* [TASK] Each line with the string "time" is to be copied from the records below.
_ _ _
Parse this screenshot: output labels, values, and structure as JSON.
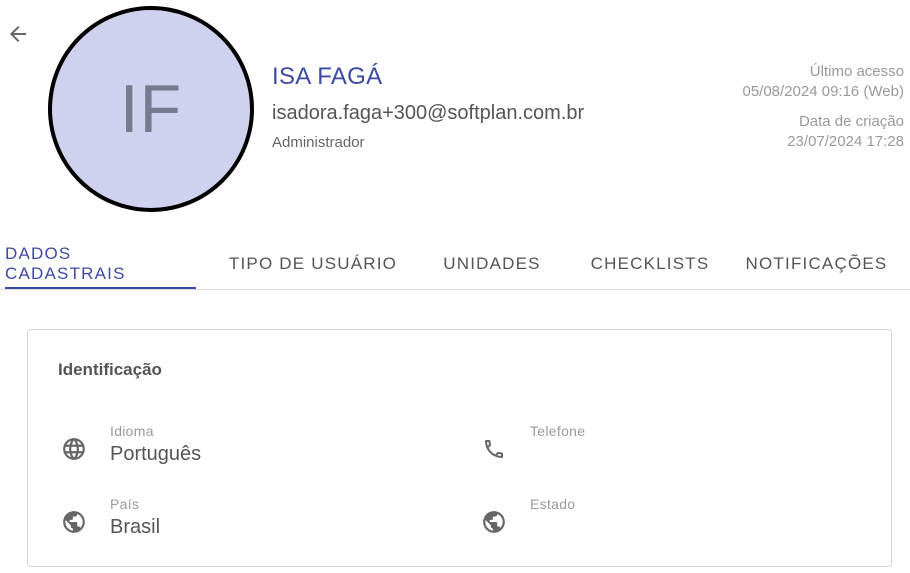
{
  "header": {
    "avatar_initials": "IF",
    "name": "ISA FAGÁ",
    "email": "isadora.faga+300@softplan.com.br",
    "role": "Administrador",
    "last_access_label": "Último acesso",
    "last_access_value": "05/08/2024 09:16 (Web)",
    "created_label": "Data de criação",
    "created_value": "23/07/2024 17:28"
  },
  "tabs": [
    {
      "label": "DADOS CADASTRAIS",
      "active": true
    },
    {
      "label": "TIPO DE USUÁRIO",
      "active": false
    },
    {
      "label": "UNIDADES",
      "active": false
    },
    {
      "label": "CHECKLISTS",
      "active": false
    },
    {
      "label": "NOTIFICAÇÕES",
      "active": false
    }
  ],
  "identification": {
    "title": "Identificação",
    "fields": [
      {
        "label": "Idioma",
        "value": "Português",
        "icon": "globe-icon"
      },
      {
        "label": "Telefone",
        "value": "",
        "icon": "phone-icon"
      },
      {
        "label": "País",
        "value": "Brasil",
        "icon": "earth-icon"
      },
      {
        "label": "Estado",
        "value": "",
        "icon": "earth-icon"
      }
    ]
  },
  "colors": {
    "accent": "#3d4aa3",
    "avatar_bg": "#cfd2ee",
    "muted_text": "#9a9a9a"
  }
}
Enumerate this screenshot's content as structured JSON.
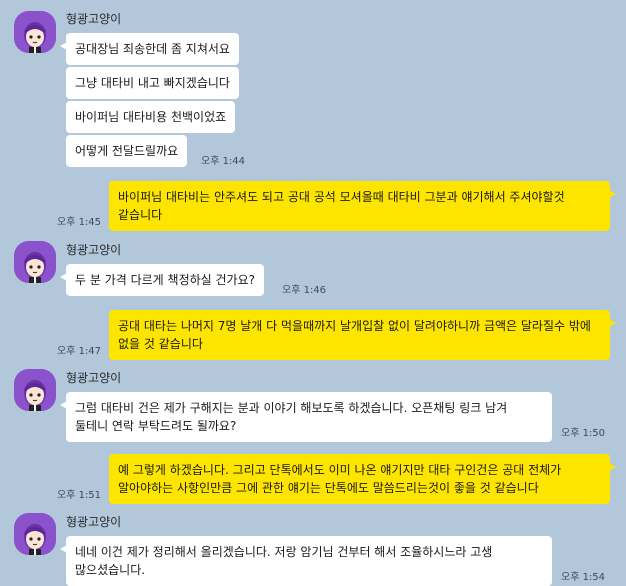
{
  "chat": {
    "groups": [
      {
        "sender": "형광고양이",
        "messages": [
          "공대장님 죄송한데 좀 지쳐서요",
          "그냥 대타비 내고 빠지겠습니다",
          "바이퍼님 대타비용 천백이었죠",
          "어떻게 전달드릴까요"
        ],
        "time": "오후 1:44"
      },
      {
        "mine": true,
        "text": "바이퍼님 대타비는 안주셔도 되고 공대 공석 모셔올때 대타비 그분과 얘기해서 주셔야할것 같습니다",
        "time": "오후 1:45"
      },
      {
        "sender": "형광고양이",
        "messages": [
          "두 분 가격 다르게 책정하실 건가요?"
        ],
        "time": "오후 1:46"
      },
      {
        "mine": true,
        "text": "공대 대타는 나머지 7명 날개 다 먹을때까지 날개입찰 없이 달려야하니까 금액은 달라질수 밖에 없을 것 같습니다",
        "time": "오후 1:47"
      },
      {
        "sender": "형광고양이",
        "messages": [
          "그럼 대타비 건은 제가 구해지는 분과 이야기 해보도록 하겠습니다. 오픈채팅 링크 남겨 둘테니 연락 부탁드려도 될까요?"
        ],
        "time": "오후 1:50"
      },
      {
        "mine": true,
        "text": "예 그렇게 하겠습니다. 그리고 단톡에서도 이미 나온 얘기지만 대타 구인건은 공대 전체가 알아야하는 사항인만큼 그에 관한 얘기는 단톡에도 말씀드리는것이 좋을 것 같습니다",
        "time": "오후 1:51"
      },
      {
        "sender": "형광고양이",
        "messages": [
          "네네 이건 제가 정리해서 올리겠습니다. 저랑 암기님 건부터 해서 조율하시느라 고생 많으셨습니다."
        ],
        "time": "오후 1:54"
      }
    ]
  }
}
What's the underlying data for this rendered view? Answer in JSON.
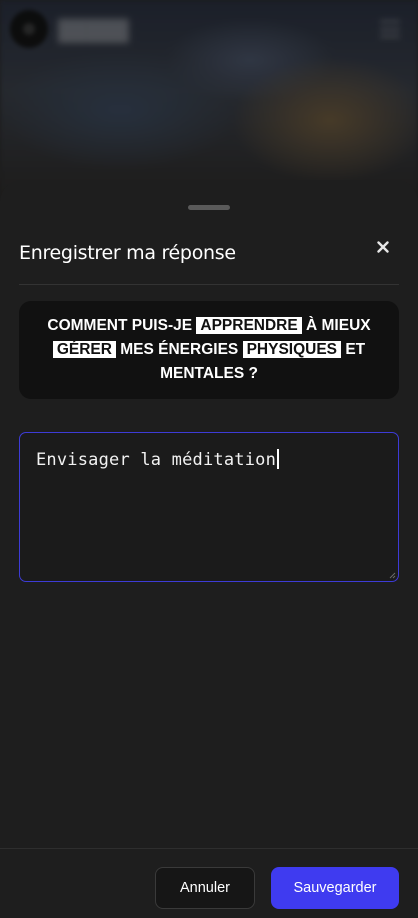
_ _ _
* [SOLUTION FOR THIS PROBLEM]
        "time": "오후 1:44"
        "time": "오후 1:45"
        "time": "오후 1:46"
        "time": "오후 1:47"
        "time": "오후 1:50"
        "time": "오후 1:51"
        "time": "오후 1:54"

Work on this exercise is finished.